by Sarah West
My first farming experience was with garlic. The woman I worked for grew organic seed garlic, which means most of the bulbs we tended and coddled were never tasted by anyone. Despite its utilitarian destiny, this was, and still remains, the most perfect garlic I have ever seen. Dozens of varieties passed through our hands, and at the cleaning table I studied each for its unique qualities. Some of the bulbs’ papers were painted with purple streaks, some with pink or brown. Many were dull white, though a special few varieties had papers that seemed to glow, shimmering like the surface of a pearl.
Not long before I began working on the garlic farm, I was reading the newly released Animal, Vegetable, Miracle, and learned that garlic is only harvested once a year. The fact astonished me at the time. Garlic is something I eat nearly every day, that mesmerizes me each time I add it to hot oil, but I was completely clueless as to who it was. I knew it only as an ingredient, not a living thing.
My first month there, we worked the rows on our knees, pulling weeds. We would make our way through the acre or so of garlic only to have to start again at the beginning. The soil had a lot of clay, so it was sticky and tight when wet, nearly impenetrable when dry. Even so, the work was made light by good conversation, the chirping of frogs in a nearby pond. Every so often we would look up from the microcosm of weeds to a panoramic view of the mountain valley we lived in: the valley’s bowl crowned by a stretch of mountains blanketed in conifers, a few distant, rocky peaks.
Long before we harvested our first bulb, the garlic began its offerings. First came the garlic shoots, young plants I found sprouting in the compost pile. I plucked a bundle of them to take home. Like scallions, we minced them into sautés, sprinkled them on eggs, stirred them into quiche. Their flavor is softer than scallions, green and herbal with a background aroma of garlic without the bite.
Next were the scapes, leafless stems that arose from the top of the plant, at the end what looked like a large flower bud. As it grows, a scape twists around making one curly loop and another, before uncurling and stretching straight again. This peculiar dance gives this category of garlic (the “hardnecks”) its scientific name, Allium sativum var. ophioscorodon, coming from the root word ophis, Greek for snake. We cut these serpent scapes to promote bulb development, filling cartloads of them that we dumped in the compost. I took bagfuls home to experiment with, making a very strong pesto that I found too overpowering to eat a second time, and mellower sautéed stalks, something like a garlicky asparagus.

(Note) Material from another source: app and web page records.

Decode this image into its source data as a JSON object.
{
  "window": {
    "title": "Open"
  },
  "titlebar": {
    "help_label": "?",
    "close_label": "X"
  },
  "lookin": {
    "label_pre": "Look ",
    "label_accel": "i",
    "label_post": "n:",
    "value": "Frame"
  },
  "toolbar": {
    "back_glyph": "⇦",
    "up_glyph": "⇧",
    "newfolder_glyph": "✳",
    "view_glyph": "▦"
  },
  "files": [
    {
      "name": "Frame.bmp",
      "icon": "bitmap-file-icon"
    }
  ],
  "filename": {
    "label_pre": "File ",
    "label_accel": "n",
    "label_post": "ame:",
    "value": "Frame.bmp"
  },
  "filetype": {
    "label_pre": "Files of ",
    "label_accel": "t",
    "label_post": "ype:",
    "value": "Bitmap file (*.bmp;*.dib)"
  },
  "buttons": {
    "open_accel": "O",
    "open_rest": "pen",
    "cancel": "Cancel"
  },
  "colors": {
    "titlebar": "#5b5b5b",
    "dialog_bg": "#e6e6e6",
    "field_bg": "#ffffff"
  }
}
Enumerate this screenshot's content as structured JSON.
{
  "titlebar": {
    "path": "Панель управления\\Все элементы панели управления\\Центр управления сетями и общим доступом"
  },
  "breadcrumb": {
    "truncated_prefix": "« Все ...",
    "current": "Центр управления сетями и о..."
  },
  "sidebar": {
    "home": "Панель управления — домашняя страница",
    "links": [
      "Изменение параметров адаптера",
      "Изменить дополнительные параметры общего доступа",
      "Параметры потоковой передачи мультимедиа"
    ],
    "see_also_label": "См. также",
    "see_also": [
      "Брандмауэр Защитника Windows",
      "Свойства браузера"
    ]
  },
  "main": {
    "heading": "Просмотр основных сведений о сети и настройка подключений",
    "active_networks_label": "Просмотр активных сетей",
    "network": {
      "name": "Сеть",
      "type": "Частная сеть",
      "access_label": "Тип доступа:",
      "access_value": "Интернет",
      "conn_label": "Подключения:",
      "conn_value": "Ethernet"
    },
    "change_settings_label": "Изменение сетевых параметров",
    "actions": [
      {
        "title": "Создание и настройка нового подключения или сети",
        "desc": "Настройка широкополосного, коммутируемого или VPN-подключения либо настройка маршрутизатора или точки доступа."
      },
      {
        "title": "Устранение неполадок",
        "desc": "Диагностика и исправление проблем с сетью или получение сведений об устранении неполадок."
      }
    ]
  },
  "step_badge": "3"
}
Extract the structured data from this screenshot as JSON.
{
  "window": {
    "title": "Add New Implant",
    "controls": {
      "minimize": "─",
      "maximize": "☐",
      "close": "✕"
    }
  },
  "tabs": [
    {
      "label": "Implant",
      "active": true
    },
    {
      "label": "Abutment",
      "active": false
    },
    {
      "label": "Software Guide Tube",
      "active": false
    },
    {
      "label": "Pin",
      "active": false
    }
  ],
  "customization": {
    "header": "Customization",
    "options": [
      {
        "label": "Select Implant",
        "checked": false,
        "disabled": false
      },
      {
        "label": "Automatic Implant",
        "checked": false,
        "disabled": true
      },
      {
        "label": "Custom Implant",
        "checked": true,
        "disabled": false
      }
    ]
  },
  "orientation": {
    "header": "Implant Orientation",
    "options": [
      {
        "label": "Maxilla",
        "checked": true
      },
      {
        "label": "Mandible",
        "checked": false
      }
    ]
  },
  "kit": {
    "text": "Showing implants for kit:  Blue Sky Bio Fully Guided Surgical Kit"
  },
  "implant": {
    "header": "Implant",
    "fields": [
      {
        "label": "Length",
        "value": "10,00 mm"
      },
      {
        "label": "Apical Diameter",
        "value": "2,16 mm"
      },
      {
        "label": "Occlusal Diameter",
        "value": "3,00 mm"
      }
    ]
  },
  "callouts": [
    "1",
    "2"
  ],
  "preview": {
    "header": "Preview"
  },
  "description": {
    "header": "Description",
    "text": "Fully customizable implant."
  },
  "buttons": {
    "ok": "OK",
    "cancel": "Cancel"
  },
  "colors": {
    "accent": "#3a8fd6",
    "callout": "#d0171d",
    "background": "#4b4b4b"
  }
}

As the bud-like tips at the end of the scapes burst open, they revealed an aggregate globe of tiny white kernels. My farmer friend explained to me that they are called bulbils, and are essentially like the cloves of the garlic bulb—each containing the same genetic material as the parent plant, rather than seeds, which are the result of pollination. I took some from varieties that had larger bulbils, about the size of a small chickpea, to peel and brine in vinegar. The results looked like tiny pearl onions and tasted fantastic on a salad or just right out of the jar, but the process of peeling all those tiny things took over an hour, so it remains my first and only attempt at garlic bulbil pickles.
By the time harvest came, the soil was dry and hard around the bulbs. Some rows we felt more like we were chiseling than digging, breaking clods of dirt in two to reveal a perfect garlic bulb inside. As we lifted them from the ground, brushed dirt from their roots, and loaded the garlic into carts, we stirred up a pleasing aroma: the humus and minerals of soil mixed with the softest scent garlic can make, not unlike when it’s sautéing in the pan but with more perfume and freshness. This nectar lingered in the air, filled the barn where we hung them to cure, faded finally as they dried so that when it was time to clean and grade, the bulbs hardly had a scent at all.
Garlic came alive for me that summer, as other plants and vegetables have since then, each with its unique cycle, its story. I grow a patch of garlic every year and wait eagerly for the moment of unearthing, when the hidden bulbs are made visible and the aroma of soil and garlic fills the air—its ephemeral delicacy.
(Originally published in the Hillsdale Farmers’ Market newsletter, The Grapevine, November 1, 2012)